It is not an easy task to monitor all of the students here at St. Peter’s, but the faculty practice the “zero tolerance” policy on bullying. Senior Meghan Keller said, “Cyber bullying is a growing problem, but I do not think it is an issue at our school.” If cyber bullying does become an issue for a student at St. Peter’s Mr. Cuttitta and our principal, Mr. Wasiniak, added a link to the school website that allows both parents and students to report bullying anonymously.
Most know him as an extremely humble and intelligent young man at St. Peter’s Junior High. However, his teammates know him as one of the the most talented cross country runners St. Peter’s Junior High has been gifted with. Eighth grader, Luke Henrich, has not only proven himself to be a natural runner by tearing up each course he has been challenged with, but also a dedicated leader through his actions and demeanor.
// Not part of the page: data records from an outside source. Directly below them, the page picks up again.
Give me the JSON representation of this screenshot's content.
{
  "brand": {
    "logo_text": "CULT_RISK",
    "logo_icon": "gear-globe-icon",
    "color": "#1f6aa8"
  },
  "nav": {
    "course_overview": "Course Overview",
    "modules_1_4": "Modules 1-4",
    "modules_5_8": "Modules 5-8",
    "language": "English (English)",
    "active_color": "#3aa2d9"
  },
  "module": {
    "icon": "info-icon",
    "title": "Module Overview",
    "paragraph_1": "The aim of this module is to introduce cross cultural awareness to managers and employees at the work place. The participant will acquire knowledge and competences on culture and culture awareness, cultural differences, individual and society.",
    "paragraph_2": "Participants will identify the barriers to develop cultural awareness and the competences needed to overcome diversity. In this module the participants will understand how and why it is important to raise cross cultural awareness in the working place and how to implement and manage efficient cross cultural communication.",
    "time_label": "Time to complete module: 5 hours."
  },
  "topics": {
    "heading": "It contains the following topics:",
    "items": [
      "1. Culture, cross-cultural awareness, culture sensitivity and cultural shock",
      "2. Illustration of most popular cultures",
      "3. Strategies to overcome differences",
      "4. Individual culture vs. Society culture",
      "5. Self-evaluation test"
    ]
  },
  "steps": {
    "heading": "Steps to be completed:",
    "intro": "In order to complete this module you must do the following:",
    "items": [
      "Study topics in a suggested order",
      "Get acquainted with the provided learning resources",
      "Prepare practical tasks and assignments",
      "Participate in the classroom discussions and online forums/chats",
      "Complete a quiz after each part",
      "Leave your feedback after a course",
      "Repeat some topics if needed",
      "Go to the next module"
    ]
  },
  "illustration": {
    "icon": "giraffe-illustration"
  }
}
Henrich has had an impressive 2014 cross country season. He has reigned champion at Maumee Bay State Park, The Tiffin Carnival, and Mt. Gilead Christian. Not only this, but he has placed in the top five at Cat Pack, Buckeye Central, Galion Invitational, and Seneca East. Along with recognition at local cross country meets, Henrich has made a name for himself by recently breaking the previously held two mile time at St. Peter’s. The new record set by Henrich is 11:24, replacing Bailey Daughterman’s junior high time of 12:34.
Cross country coaches, Mike Mion, Mark Mills, and Mike Zook are eager to see what Henrich can do with his running career. Head Coach Mike Mion said, “Luke is a talented runner because he has the mental focus and determination to be the best. He trains hard during the off-season, and he runs tough at practice. He has a positive attitude toward any training routine that will make him better. He is an absolute joy to coach; he runs hard throughout the race and still has the guts to finish strong at the end. He makes it look easy, yet he is humble enough to be respectful to his competitors. He reflects on his races to get better, and he doesn’t like to lose. He has done exceedingly well this season, and I have no doubt that he will improve that time by the end of the season.”
Along with the coaching staff, teammates of Henrich are also awaiting the added potential by him joining the high school team next year. Varsity runner, Anthony Mulherin, said, “I’m excited for next year’s season because we have a good team now, but with Luke we can be great. Maybe, for the first time in a while we will advance to regionals as a team.”
Luke Henrich is a talented runner with a bright athletic career ahead of him. Despite how many medals he has been able to hang around his neck, he has stayed humble. Not only has Henrich earned the attention given to him by spectators, but also, more importantly, he has earned their respect.